> What you are asked to do:
Scan the records for the string "image" and copy every line that holds it.
╭─ Study material
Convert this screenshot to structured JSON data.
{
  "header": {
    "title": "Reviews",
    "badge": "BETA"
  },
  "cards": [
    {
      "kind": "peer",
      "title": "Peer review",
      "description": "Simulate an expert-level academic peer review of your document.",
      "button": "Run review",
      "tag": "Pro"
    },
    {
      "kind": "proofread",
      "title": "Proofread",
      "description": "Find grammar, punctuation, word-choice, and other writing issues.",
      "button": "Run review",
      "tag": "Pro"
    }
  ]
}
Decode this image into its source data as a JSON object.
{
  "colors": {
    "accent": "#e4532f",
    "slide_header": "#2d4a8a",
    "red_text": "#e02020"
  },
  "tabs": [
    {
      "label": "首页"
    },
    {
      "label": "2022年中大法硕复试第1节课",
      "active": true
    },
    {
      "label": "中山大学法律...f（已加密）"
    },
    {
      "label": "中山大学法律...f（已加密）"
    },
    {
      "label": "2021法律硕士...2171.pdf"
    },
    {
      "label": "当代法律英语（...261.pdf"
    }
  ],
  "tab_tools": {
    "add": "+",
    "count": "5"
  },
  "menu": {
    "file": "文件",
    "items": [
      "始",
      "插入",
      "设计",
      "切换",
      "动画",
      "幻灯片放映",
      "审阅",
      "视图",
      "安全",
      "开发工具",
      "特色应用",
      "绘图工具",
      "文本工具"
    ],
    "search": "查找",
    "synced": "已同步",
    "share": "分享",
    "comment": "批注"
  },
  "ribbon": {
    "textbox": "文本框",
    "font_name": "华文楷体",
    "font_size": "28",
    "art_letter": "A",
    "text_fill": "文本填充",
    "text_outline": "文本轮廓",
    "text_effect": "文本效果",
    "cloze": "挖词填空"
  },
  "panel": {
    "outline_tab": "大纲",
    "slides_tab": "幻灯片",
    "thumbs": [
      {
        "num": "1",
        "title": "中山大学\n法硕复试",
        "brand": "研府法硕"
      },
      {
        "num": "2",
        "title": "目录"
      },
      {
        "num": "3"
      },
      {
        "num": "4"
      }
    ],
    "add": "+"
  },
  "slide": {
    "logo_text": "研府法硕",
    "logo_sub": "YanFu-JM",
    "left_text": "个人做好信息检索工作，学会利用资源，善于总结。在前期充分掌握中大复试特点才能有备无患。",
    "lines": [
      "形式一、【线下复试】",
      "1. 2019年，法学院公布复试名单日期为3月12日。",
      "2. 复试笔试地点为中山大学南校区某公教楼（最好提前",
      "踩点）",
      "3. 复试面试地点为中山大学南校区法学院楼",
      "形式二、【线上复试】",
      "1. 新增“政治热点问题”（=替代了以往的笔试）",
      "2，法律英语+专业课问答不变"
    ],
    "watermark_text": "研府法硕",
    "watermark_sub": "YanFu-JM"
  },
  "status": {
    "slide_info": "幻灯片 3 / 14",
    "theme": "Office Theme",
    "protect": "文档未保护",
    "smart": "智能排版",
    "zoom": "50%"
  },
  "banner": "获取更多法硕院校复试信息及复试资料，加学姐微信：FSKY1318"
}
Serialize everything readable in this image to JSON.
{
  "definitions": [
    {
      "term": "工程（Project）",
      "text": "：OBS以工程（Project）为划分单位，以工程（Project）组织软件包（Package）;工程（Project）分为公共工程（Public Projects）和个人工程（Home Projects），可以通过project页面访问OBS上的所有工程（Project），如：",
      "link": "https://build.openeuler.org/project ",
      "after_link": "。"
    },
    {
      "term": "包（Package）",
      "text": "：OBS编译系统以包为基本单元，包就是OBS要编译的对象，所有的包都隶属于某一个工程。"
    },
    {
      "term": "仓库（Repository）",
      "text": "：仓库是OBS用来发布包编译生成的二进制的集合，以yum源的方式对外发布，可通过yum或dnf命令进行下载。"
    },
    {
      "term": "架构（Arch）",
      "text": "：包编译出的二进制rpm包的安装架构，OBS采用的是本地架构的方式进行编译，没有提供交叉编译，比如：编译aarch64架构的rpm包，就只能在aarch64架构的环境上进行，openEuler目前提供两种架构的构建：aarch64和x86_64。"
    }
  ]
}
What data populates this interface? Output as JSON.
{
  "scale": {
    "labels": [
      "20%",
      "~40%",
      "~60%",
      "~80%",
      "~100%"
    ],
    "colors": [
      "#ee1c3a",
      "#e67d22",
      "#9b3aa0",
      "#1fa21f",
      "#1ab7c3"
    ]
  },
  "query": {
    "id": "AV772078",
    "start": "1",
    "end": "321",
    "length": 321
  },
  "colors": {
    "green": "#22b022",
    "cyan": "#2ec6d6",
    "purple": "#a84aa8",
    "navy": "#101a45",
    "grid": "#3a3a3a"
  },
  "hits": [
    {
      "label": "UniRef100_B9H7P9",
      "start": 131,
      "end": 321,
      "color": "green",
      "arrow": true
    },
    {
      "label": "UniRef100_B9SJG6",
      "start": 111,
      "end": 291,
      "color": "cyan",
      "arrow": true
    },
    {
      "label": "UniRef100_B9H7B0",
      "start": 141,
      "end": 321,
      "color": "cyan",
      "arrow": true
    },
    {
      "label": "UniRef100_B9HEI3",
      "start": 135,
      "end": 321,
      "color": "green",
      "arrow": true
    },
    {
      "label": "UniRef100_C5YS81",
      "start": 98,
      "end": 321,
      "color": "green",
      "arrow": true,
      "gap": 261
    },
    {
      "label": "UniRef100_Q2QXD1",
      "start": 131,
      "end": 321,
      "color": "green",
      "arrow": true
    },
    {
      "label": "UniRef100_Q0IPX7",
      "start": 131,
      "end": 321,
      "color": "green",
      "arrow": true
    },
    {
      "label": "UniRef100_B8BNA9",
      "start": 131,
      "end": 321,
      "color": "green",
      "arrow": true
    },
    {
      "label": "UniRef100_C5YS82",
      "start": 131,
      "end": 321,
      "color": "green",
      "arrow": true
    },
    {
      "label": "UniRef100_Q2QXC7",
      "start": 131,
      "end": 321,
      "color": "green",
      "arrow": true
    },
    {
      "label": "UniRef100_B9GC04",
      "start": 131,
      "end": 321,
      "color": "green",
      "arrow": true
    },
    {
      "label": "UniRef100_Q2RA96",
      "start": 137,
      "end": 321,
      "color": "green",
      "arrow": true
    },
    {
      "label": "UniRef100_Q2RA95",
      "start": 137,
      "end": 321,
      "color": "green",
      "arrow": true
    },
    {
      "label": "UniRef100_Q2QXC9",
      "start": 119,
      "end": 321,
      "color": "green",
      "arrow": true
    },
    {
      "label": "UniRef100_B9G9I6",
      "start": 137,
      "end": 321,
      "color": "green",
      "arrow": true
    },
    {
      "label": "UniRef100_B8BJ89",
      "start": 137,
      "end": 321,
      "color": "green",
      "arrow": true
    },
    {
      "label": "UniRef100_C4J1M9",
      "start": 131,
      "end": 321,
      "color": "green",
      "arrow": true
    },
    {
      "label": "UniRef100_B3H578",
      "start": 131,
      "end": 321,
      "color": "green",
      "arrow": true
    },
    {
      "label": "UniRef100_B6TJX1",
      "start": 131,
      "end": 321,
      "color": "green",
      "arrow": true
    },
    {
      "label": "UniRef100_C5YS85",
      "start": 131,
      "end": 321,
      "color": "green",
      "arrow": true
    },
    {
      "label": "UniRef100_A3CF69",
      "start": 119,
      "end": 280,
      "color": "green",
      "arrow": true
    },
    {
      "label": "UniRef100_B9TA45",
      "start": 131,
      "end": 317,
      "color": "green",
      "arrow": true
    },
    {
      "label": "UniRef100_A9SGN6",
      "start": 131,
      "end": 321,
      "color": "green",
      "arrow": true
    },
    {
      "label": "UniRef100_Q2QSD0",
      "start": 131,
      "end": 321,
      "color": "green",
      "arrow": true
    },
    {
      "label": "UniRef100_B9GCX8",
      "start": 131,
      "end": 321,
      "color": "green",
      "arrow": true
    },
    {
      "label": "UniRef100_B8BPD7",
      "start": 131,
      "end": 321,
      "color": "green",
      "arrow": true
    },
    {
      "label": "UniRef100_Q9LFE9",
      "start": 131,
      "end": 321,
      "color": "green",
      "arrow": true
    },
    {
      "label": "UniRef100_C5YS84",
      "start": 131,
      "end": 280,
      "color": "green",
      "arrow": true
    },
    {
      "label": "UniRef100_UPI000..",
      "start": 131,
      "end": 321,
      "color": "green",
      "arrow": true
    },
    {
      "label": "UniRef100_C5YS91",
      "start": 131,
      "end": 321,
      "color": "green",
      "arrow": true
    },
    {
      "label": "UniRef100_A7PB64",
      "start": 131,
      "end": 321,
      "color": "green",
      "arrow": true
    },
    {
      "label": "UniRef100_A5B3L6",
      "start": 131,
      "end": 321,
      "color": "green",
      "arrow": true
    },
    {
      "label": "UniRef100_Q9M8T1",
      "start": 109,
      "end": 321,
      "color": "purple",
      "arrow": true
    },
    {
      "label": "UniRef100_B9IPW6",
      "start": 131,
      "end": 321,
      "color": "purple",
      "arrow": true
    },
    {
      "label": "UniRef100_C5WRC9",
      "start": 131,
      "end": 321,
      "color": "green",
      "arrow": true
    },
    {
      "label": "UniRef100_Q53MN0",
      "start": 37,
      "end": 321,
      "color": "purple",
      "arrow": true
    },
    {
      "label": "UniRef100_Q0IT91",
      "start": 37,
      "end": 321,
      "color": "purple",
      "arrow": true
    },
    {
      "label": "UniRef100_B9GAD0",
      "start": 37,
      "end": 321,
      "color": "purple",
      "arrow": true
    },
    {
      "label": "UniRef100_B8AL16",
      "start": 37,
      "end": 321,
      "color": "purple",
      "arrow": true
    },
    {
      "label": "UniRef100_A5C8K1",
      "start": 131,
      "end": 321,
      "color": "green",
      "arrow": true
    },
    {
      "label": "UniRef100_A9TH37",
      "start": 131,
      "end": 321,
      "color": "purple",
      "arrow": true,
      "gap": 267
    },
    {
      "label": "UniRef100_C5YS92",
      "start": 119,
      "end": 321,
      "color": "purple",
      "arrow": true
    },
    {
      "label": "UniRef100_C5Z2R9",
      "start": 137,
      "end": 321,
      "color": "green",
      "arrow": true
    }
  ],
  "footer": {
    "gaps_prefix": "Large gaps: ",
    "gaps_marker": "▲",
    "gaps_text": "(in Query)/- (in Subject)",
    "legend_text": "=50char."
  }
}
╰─
> Solution:
Decode this image into its source data as a JSON object.
Serialize everything readable in this image to JSON.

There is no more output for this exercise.